Then the sleepless nights in a neck brace began to take their toll; woodpeckers hammered holes in the west wall of our house; in an electronic conspiracy the television, microwave, and refrigerator all stopped working. Life also grinds you down.
I am trying to keep before me the crystalline vision I had while lying strapped to a backboard for seven hours. What we spend so much time and energy on (finances, image, achievement) matters so little when you face the very real possibility of imminent death. What matters reduces down to a few basic questions. Who do I love? Who will I miss? How have I spent my life? Am I ready for what’s next? So, how do I keep those questions in the forefront as I come to my desk each day and face piles of paper and blinking electronic messages? How do we sustain the vision of Easter on the other 364 days a year?
I have learned how thin is the thread that separates life from non-life, and how comforting is the knowledge that I am not alone on this journey. I have learned these things in a way that I doubt I will ever forget. I thank all of you who have prayed and sent messages of encouragement.
The 10-day trip to the Southeast was something of an experiment, and mostly it went well. Standing up and speaking for three hours straight is not a good idea, I found, and the twists and turns of greeting people and signing books creates a strain. I spoke at the University of Mobile and at the Bible College where Janet and I met (on the topic, “What I Wish I’d Known as a Student Here”), and Janet and I both got to visit our families. Then, in an act of pure grace, an angelic reader managed to get us tickets to opening day at the Masters. Funny how walking around a beautiful golf course for eight hours is suddenly tolerable, especially when it’s the fabled Masters. One long hole, where we hung out for the better part of an hour, is lined with 1600 azalea bushes.

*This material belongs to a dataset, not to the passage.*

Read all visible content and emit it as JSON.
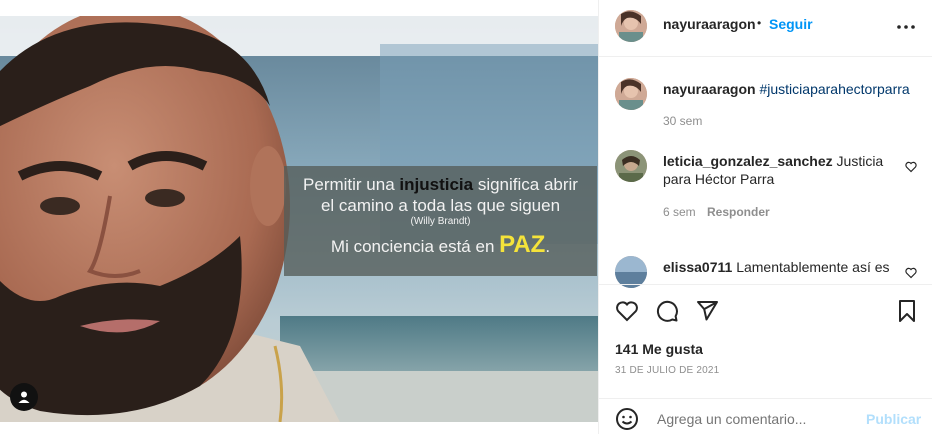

I have an appointment with the neurosurgeon on April 30, at which time I’ll learn if I need surgery on the discs and ligaments. If all goes well I should start weaning myself away from the neck brace too. Each day I’m feeling less disabled and more normal. I exercise by walking and using a reclining bicycle in the fitness club.

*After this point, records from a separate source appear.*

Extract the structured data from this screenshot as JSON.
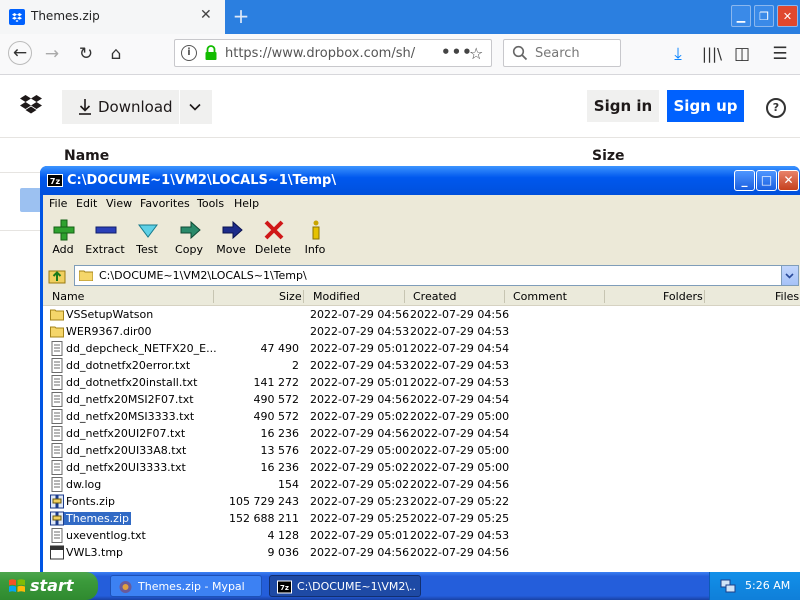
{
  "browser": {
    "tab_title": "Themes.zip",
    "new_tab": "+",
    "url": "https://www.dropbox.com/sh/",
    "search_placeholder": "Search",
    "accent": "#2b7fe0"
  },
  "dropbox": {
    "download_label": "Download",
    "signin_label": "Sign in",
    "signup_label": "Sign up",
    "help": "?",
    "columns": {
      "name": "Name",
      "size": "Size"
    },
    "brand_color": "#0061fe"
  },
  "zip_window": {
    "title": "C:\\DOCUME~1\\VM2\\LOCALS~1\\Temp\\",
    "app_icon": "7z",
    "menu": [
      "File",
      "Edit",
      "View",
      "Favorites",
      "Tools",
      "Help"
    ],
    "toolbar": [
      "Add",
      "Extract",
      "Test",
      "Copy",
      "Move",
      "Delete",
      "Info"
    ],
    "address": "C:\\DOCUME~1\\VM2\\LOCALS~1\\Temp\\",
    "headers": [
      "Name",
      "Size",
      "Modified",
      "Created",
      "Comment",
      "Folders",
      "Files"
    ],
    "rows": [
      {
        "name": "VSSetupWatson",
        "size": "",
        "modified": "2022-07-29 04:56",
        "created": "2022-07-29 04:56",
        "icon": "folder-icon"
      },
      {
        "name": "WER9367.dir00",
        "size": "",
        "modified": "2022-07-29 04:53",
        "created": "2022-07-29 04:53",
        "icon": "folder-icon"
      },
      {
        "name": "dd_depcheck_NETFX20_E...",
        "size": "47 490",
        "modified": "2022-07-29 05:01",
        "created": "2022-07-29 04:54",
        "icon": "text-file-icon"
      },
      {
        "name": "dd_dotnetfx20error.txt",
        "size": "2",
        "modified": "2022-07-29 04:53",
        "created": "2022-07-29 04:53",
        "icon": "text-file-icon"
      },
      {
        "name": "dd_dotnetfx20install.txt",
        "size": "141 272",
        "modified": "2022-07-29 05:01",
        "created": "2022-07-29 04:53",
        "icon": "text-file-icon"
      },
      {
        "name": "dd_netfx20MSI2F07.txt",
        "size": "490 572",
        "modified": "2022-07-29 04:56",
        "created": "2022-07-29 04:54",
        "icon": "text-file-icon"
      },
      {
        "name": "dd_netfx20MSI3333.txt",
        "size": "490 572",
        "modified": "2022-07-29 05:02",
        "created": "2022-07-29 05:00",
        "icon": "text-file-icon"
      },
      {
        "name": "dd_netfx20UI2F07.txt",
        "size": "16 236",
        "modified": "2022-07-29 04:56",
        "created": "2022-07-29 04:54",
        "icon": "text-file-icon"
      },
      {
        "name": "dd_netfx20UI33A8.txt",
        "size": "13 576",
        "modified": "2022-07-29 05:00",
        "created": "2022-07-29 05:00",
        "icon": "text-file-icon"
      },
      {
        "name": "dd_netfx20UI3333.txt",
        "size": "16 236",
        "modified": "2022-07-29 05:02",
        "created": "2022-07-29 05:00",
        "icon": "text-file-icon"
      },
      {
        "name": "dw.log",
        "size": "154",
        "modified": "2022-07-29 05:02",
        "created": "2022-07-29 04:56",
        "icon": "text-file-icon"
      },
      {
        "name": "Fonts.zip",
        "size": "105 729 243",
        "modified": "2022-07-29 05:23",
        "created": "2022-07-29 05:22",
        "icon": "zip-file-icon"
      },
      {
        "name": "Themes.zip",
        "size": "152 688 211",
        "modified": "2022-07-29 05:25",
        "created": "2022-07-29 05:25",
        "icon": "zip-file-icon",
        "selected": true
      },
      {
        "name": "uxeventlog.txt",
        "size": "4 128",
        "modified": "2022-07-29 05:01",
        "created": "2022-07-29 04:53",
        "icon": "text-file-icon"
      },
      {
        "name": "VWL3.tmp",
        "size": "9 036",
        "modified": "2022-07-29 04:56",
        "created": "2022-07-29 04:56",
        "icon": "tmp-file-icon"
      }
    ]
  },
  "taskbar": {
    "start_label": "start",
    "tasks": [
      "Themes.zip - Mypal",
      "C:\\DOCUME~1\\VM2\\..."
    ],
    "clock": "5:26 AM"
  }
}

Janet has made enormous adjustments in her schedule, taking on the roles of personal chauffeur and caregiver. She tackles necessary tasks—such as climbing a high ladder to fill woodpecker holes and shoveling the drainage ditch beside our dirt driveway—with energy and a minimum of complaint. It’s not easy for me to stand by and watch her climb on the roof to assess the damage a raccoon just did to our eaves in search of a warm home, or to let her drag both of our suitcases through the airport lines. All in all, though, our marriage has flourished. We’re grateful for each other, and for the prospect of more life together.
My mind goes back once again to that scene early Easter Sunday as our motley crew of crippled and healthy alike huddled together in the snow listening to familiar passages about the shock of resurrection, a shock that produced both fear and joy. An Easter egg hunt awaited the kids; some of the parents were no doubt thinking about their contributions to the brunch. Had they brought enough? Did they remember serving implements? And afterwards, would their car make it down the slippery, curving driveway?
Yet even as we stood there, singing songs and reading from the Gospels, snow worked its magic. Mud-splashed cars, Ponderosa pine trees, rocks in the field, a wooden fence, even the cross—for a window in time, the snow covered every imperfection, and all glistened white.